Truth behind Mumbai’s potholes: There’s no method, only madness
Why do potholes resurface? Because BMC and PWD don’t follow the prescribed method of cutting out the area around a crater and letting it dry fully.Updated: Jul 25, 2018 16:20 IST
For Mumbaiites, the monsoon is synonymous with potholes. Every year, the first few heavy showers convert the city’s roads into adventure sport tracks, putting motorists’ driving skills, health and patience to ultimate test. But according to experts, this can easily be prevented. How? By following the scientific procedure to repair the existing potholes.
Experts claim both the Brihanmumbai Municipal Corporation (BMC) as well as public works department (PWD) don’t follow the prescribed steps while fixing potholes. The result is for all to see – BMC has recorded more than 1,400 complaints of potholes in June and July, with some on roads that were repaired recently.
CLAIM AND THE COUNTER

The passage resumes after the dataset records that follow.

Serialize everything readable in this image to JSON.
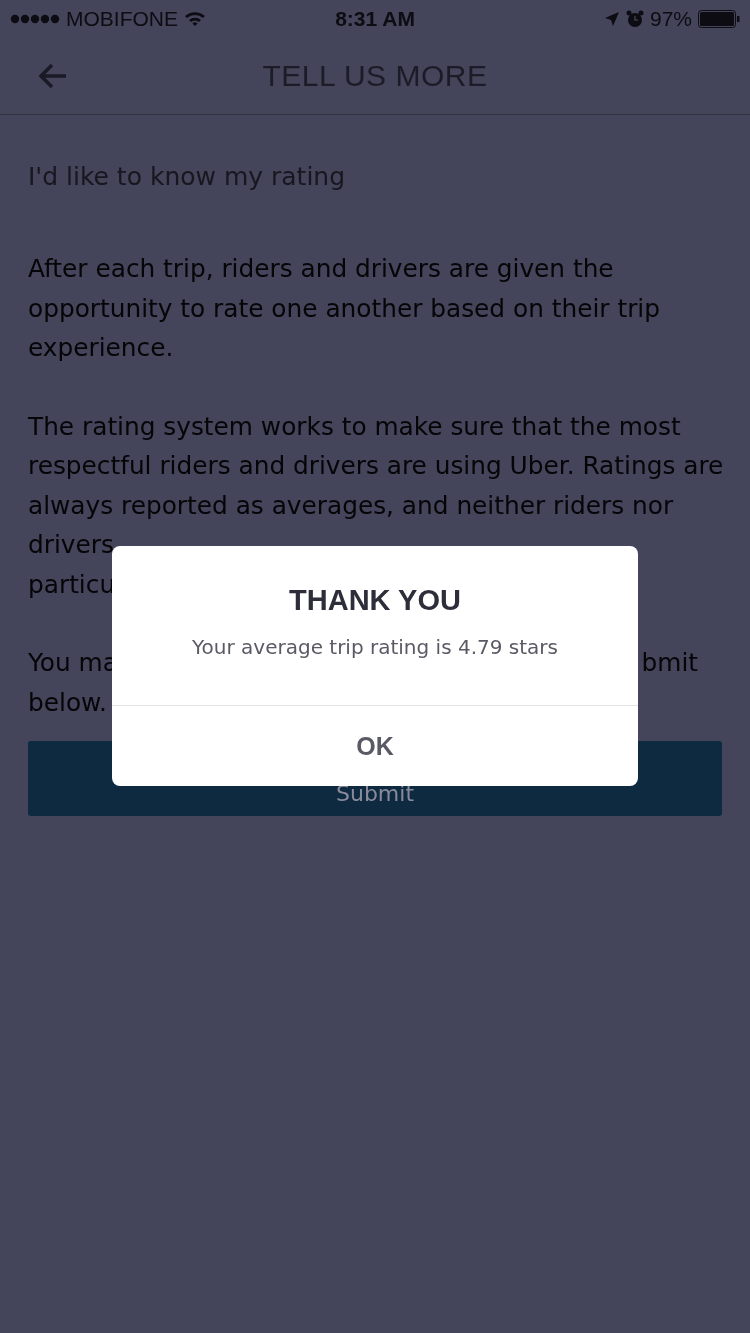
{
  "status_bar": {
    "carrier": "MOBIFONE",
    "time": "8:31 AM",
    "battery": "97%"
  },
  "header": {
    "title": "TELL US MORE"
  },
  "heading": "I'd like to know my rating",
  "paragraph_1": "After each trip, riders and drivers are given the opportunity to rate one another based on their trip experience.",
  "paragraph_2_visible": "The rating system works to make sure that the most respectful riders and drivers are using Uber. Ratings are always reported as averages, and neither riders nor drivers",
  "line_fragments": [
    {
      "left": "particu"
    },
    {
      "left": "You ma",
      "right": "bmit"
    },
    {
      "left": "below."
    }
  ],
  "submit_button": "Submit",
  "dialog": {
    "title": "THANK YOU",
    "message": "Your average trip rating is 4.79 stars",
    "button": "OK"
  }
}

Civic officials blame potholes on waterlogging, and a bad drainage system. “Immediate action is taken against contractors found guilty of shoddy work. The city’s drainage system is old and seepage is common. This weakens the roads. Wherever there is waterlogging, there are potholes,” said a BMC official.
This may not be entirely true. Sanjay Singh Gaharwal, from the research wing of Central Road Research Institute (CRRI), said, “Potholes are mainly a result of poor quality road construction and unscientific method of repairing them. This, combined with waterlogging, causes roads to lose their durability.”
According to Gaharwal, the standard operating procedure to fix a pothole involves cutting out the area around the pothole in a rectangle, removing loose gravel and cleaning it. The portion has to be dried and then refilled with the mix.
“Potholes can’t be wet during repairs. Even a small quantity of water is enough to unsettle the mix,” Gaharwal said. “Also, cutting out the area is important to fix that part of the road.”
Under pressure with heavy vehicular traffic, BMC officials hardly follow the entire procedure. “Some potholes are repaired as they are, without cutting out the edges, as the method is quicker. As potholes surface during the monsoon, there is hardly a long spell of no rain to let the crater dry.”
EXPLANATION AND EXPERT SPEAK
While your ride remains bumpy, BMC believes the cold mix is working well. Municipal commissioner Ajoy Mehta said, “BMC has recorded fewer potholes this year in comparison to the previous years. Our response time is shorter. The new cold mix is showing good results. We have seen it work on wet patches too.”
Explaining why they can’t wait for a pothole to dry, CP Joshi, secretary (roads), PWD, said, “The prescribed scientific method for filling potholes is essentially for work after the monsoon. During the rains, we can’t use anything other than the cold mix. That too is mostly a temporary measure for three-four months. While repairing potholes during the monsoon, we sometimes adopt a quick method to fill the pothole for convenience of motorists.”
Proper categorisation and study of potholes could help. Ashok Datar, a transport expert, said, “Mumbai is more vulnerable to potholes because of intensive rainfall and heavy traffic. The civic body needs to have a measurement mechanism to map, compare, analyse and measure potholes. This is presently not done. For instance, a 500m stretch having eight-nine potholes is a serious concern. It should be studied and such potholes should be categorised, similar to the study of waterlogging spots in the city.”
DRYING POTHOLE: According to experts, irrespective of the type of mix being used, the area around the pothole can’t be wet. Water prevents the repair mix from drying, ensuring potholes resurface
SHAPE: It is important to create a rectangular cavity around a pothole, clean it and fill it with the repair mix. In some cases, BMC does not do this and fills the pothole directly to save time. This causes potholes to reappear
HURRY: Ideally, the repaired area should be opened for traffic only after one hour, but this is not followed strictlyHOT MIX VERSUS COLD MIX
2010-11: The civic body starts to use hot mix – hot asphalt and hot-sprayed bitumen with stone chips –to fill potholes. It faces criticism as potholes continued to appear
2012: BMC decides to try cold mix – a bitumen-based formula – as it can be used even when it rains, if the pothole is wet, and dries faster. BMC allots Rs50 crore for the project
2014-2018: BMC uses hot mix, which needs dry spell
2018: BMC reintroduces cold mix technology, which is procured at a cheaper rate, claiming the mix imported from Austria and Israel gave good results in June 2017. To bring down the cost further, BMC decides to buy the ingredients from a German firm, and uses its own raw material to manufacture the mix at its Worli plant. The patented mix is said to have strong chemicals to prevent it from disintegrating.